I feel lethargic about everything – relationships, my job, my house. People contact me all the time, but I’m slow to reply or I don’t bother at all. I suppose being single for a while, I’ve just come to rely on myself and now I feel quite anxious about being out in the world again.
During lockdown I also got into lots of bad habits, which worries me – smoking, drinking too much coffee, drinking too much wine, eating bad food. I’ve started focusing on that stuff, which means I’m not doing much else.
How can I get some zest for life back and start planning things and looking to the future? I don’t know how I got myself into this state of mind where I don’t care much about anything and have very little enthusiasm.
Is this behaviour weird and have you any ideas about ways to feel better?
No, I don’t think it’s weird. We’ve been dropped into a very surreal situation over the past few months and I think lots of people are having similar feelings. It’s like you’ve gone into your bunker, shut out the world and gone into self-preservation mode.
I’d start by tackling the habits you’ve got into during lockdown and trying to break those. That’ll give you something to focus on. Don’t overwhelm yourself – start with small goals: cut down to one coffee a day, go out for a walk, have days where you don’t drink alcohol, make a phone call to a friend and ease yourself back into ‘reality’.
Life is still going on, just not as we know it. It’s an adjustment for everyone and you have to go at your own pace. I think once you feel healthier and have more energy, you’ll feel better mentally.

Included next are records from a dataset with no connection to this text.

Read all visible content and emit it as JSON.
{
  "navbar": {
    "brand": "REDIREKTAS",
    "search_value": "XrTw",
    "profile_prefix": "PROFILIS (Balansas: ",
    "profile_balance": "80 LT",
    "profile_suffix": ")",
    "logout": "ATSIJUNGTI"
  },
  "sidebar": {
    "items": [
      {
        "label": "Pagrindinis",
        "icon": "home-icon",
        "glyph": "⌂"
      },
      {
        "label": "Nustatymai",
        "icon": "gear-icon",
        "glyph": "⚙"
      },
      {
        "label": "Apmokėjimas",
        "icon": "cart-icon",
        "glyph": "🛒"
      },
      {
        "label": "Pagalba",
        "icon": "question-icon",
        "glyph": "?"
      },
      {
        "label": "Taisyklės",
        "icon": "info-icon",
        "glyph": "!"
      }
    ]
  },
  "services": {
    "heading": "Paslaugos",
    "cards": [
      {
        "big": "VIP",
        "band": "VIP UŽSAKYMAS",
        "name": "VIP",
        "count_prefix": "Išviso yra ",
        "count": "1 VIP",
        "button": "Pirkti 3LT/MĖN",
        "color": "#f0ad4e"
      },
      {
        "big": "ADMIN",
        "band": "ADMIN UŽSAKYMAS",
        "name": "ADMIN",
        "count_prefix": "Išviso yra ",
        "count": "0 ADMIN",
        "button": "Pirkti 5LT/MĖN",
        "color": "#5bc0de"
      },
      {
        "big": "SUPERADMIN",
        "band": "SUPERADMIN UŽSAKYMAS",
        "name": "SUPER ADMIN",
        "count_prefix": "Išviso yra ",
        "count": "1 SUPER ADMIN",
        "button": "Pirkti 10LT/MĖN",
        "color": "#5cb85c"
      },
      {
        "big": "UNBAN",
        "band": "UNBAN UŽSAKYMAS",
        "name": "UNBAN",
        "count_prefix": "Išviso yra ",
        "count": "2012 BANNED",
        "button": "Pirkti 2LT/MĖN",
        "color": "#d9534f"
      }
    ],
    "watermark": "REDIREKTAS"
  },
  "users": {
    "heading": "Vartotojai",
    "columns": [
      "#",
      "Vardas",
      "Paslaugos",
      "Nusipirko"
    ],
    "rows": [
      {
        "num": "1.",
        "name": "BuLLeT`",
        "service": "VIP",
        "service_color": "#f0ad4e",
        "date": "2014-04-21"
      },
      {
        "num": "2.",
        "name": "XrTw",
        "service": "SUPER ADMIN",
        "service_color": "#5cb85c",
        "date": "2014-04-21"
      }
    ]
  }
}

Speaking (generally), I think people have fallen into two categories during lockdown. There have been those who’ve tackled things with gusto and taken on new hobbies or projects – yoga, baking, cycling, you name it – and those who’ve retreated a bit into their shell.
But don’t cut yourself off from people – be open to seeing family and friends as this is vital for mental health.